Fabu Olmedo is so nervous about clubs and restaurants in Paraguay that before going out at night she often contacts one to make sure she is let in and not attacked or harassed.
Olmedo doesn’t know if she can go outside without risk because everyday life is hard for transgender people in the capital, Asunción. Now a new group of allies in Latin America is trying to improve life by changing minds in this socially conservative and often highly religious region.
Look: “To be a Venezuelan child in a school in another country, you have to be strong”
Founded in 2017, the Latin American Movement of Mothers of LGBT+ Children lobbies governments to remove harmful laws, as well as fight violence and discrimination.
It’s a tough fight that will take patience and years of effort, but the moms are working together to help others and serve as a haven for LGBTQ children whose families aren’t as supportive.
It is about recognizing the strength and power we have as mothers to accompany our children and help other families, said Alejandra Muñoz, 62, from Mexico City. Her son Manuel declared himself gay 11 years ago and suffered so much bullying at school that he spent breaks with the teachers.
She acknowledges that her son is constantly at risk of being yelled at or worse on the street because of his sexuality.
Olmedo, 28, said he was barred from entering an Asunción nightclub with his friends in July.
The Latin American Movement of Mothers of LGBT Children held their first face-to-face meeting in early November in Buenos Aires, where they attended the annual mass gay pride march on November 5.
Our main battle is to make sure that our children enjoy the same rights throughout Latin America, said Patricia Gambetta, 49, leader of the Movement, which has members in 14 countries and the goal of expanding to all countries in the region.
The work of mothers is often further complicated by the influence of the Catholic Church, which teaches that homosexual acts are “intrinsically abnormal.” The increasingly popular evangelical faith also often preaches against same-sex relationships.
There are marked differences in the acceptance of sexual minorities in Latin America. Argentina and Uruguay have been regional pioneers in marriage equality and transgender rights. Other countries in the region have yet to institute protections for the LGBTQ population.
Same-sex marriage became law in every state in Mexico last month. Honduras and Paraguay prohibit same-sex marriage. In Guatemala, a conservative Congress has repeatedly tried to pass legislation that would censor information about LGBTQ people. In Brazil, at the federal and state levels, there are bills and laws that prohibit or would prohibit information on sexual orientation and gender identity, said Cristian González Cabrera, LGBT rights researcher for Latin America and the Caribbean at Human Rights Watch. .

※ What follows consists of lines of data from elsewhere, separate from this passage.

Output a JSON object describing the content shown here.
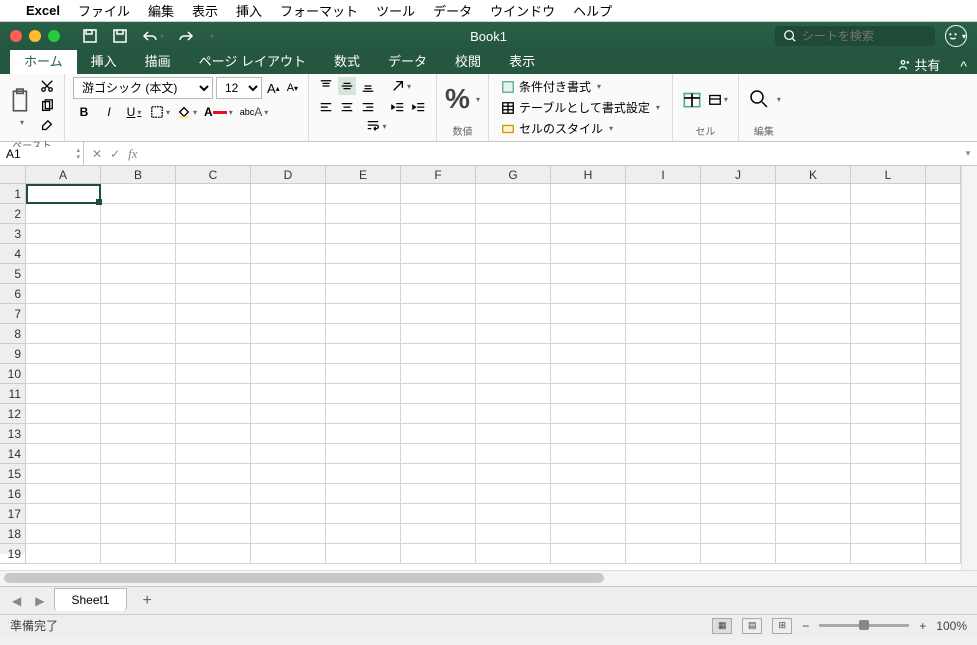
{
  "mac_menu": {
    "app": "Excel",
    "items": [
      "ファイル",
      "編集",
      "表示",
      "挿入",
      "フォーマット",
      "ツール",
      "データ",
      "ウインドウ",
      "ヘルプ"
    ]
  },
  "titlebar": {
    "doc": "Book1",
    "search_placeholder": "シートを検索"
  },
  "ribbon_tabs": {
    "tabs": [
      "ホーム",
      "挿入",
      "描画",
      "ページ レイアウト",
      "数式",
      "データ",
      "校閲",
      "表示"
    ],
    "active": 0,
    "share": "共有"
  },
  "ribbon": {
    "clipboard": {
      "label": "ペースト"
    },
    "font": {
      "name": "游ゴシック (本文)",
      "size": "12"
    },
    "number": {
      "label": "数値"
    },
    "styles": {
      "cond": "条件付き書式",
      "table": "テーブルとして書式設定",
      "cell": "セルのスタイル"
    },
    "cells": {
      "label": "セル"
    },
    "editing": {
      "label": "編集"
    }
  },
  "formula_bar": {
    "name_box": "A1",
    "fx": "fx"
  },
  "grid": {
    "columns": [
      "A",
      "B",
      "C",
      "D",
      "E",
      "F",
      "G",
      "H",
      "I",
      "J",
      "K",
      "L"
    ],
    "row_count": 19
  },
  "sheets": {
    "active": "Sheet1"
  },
  "status": {
    "ready": "準備完了",
    "zoom": "100%"
  }
}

And the laws often don’t tell the whole story.
Regardless of the legal regime a youth finds themselves in, prejudice and discrimination in the region remain common, González Cabrera said.
Vitinia Varela Mora said her daughter, Ana María, decided to hide that she was a lesbian after seeing other gay students harassed at her school in Tilarán, Costa Rica, which is about 200 kilometers from the capital, San José. She confessed it to her mother for the first time until she was 21 years old.
In some countries, mothers trying to help their children deal with discrimination suddenly find themselves under scrutiny.
Claudia Delfín tried to seek help from government offices for her transgender twins, who suffered bullying and discrimination at their school in Santa Cruz de la Sierra, Bolivia, when they were 16 years old.
Varela Mora from Costa Rica says it took her almost two years to accept her daughter after she told her she was a lesbian, something that hit her like “a bucket of cold water.”
There is a lack of education, nobody prepares you for this, said Varela Mora, 59. Now she tries to make up for that by supporting other mothers whose sons have come out as gay.
LGBTQ parent groups are vitally important in showing that regressive political projects do not respond to the needs of the region’s diverse communities, said González Cabrera of Human Rights Watch.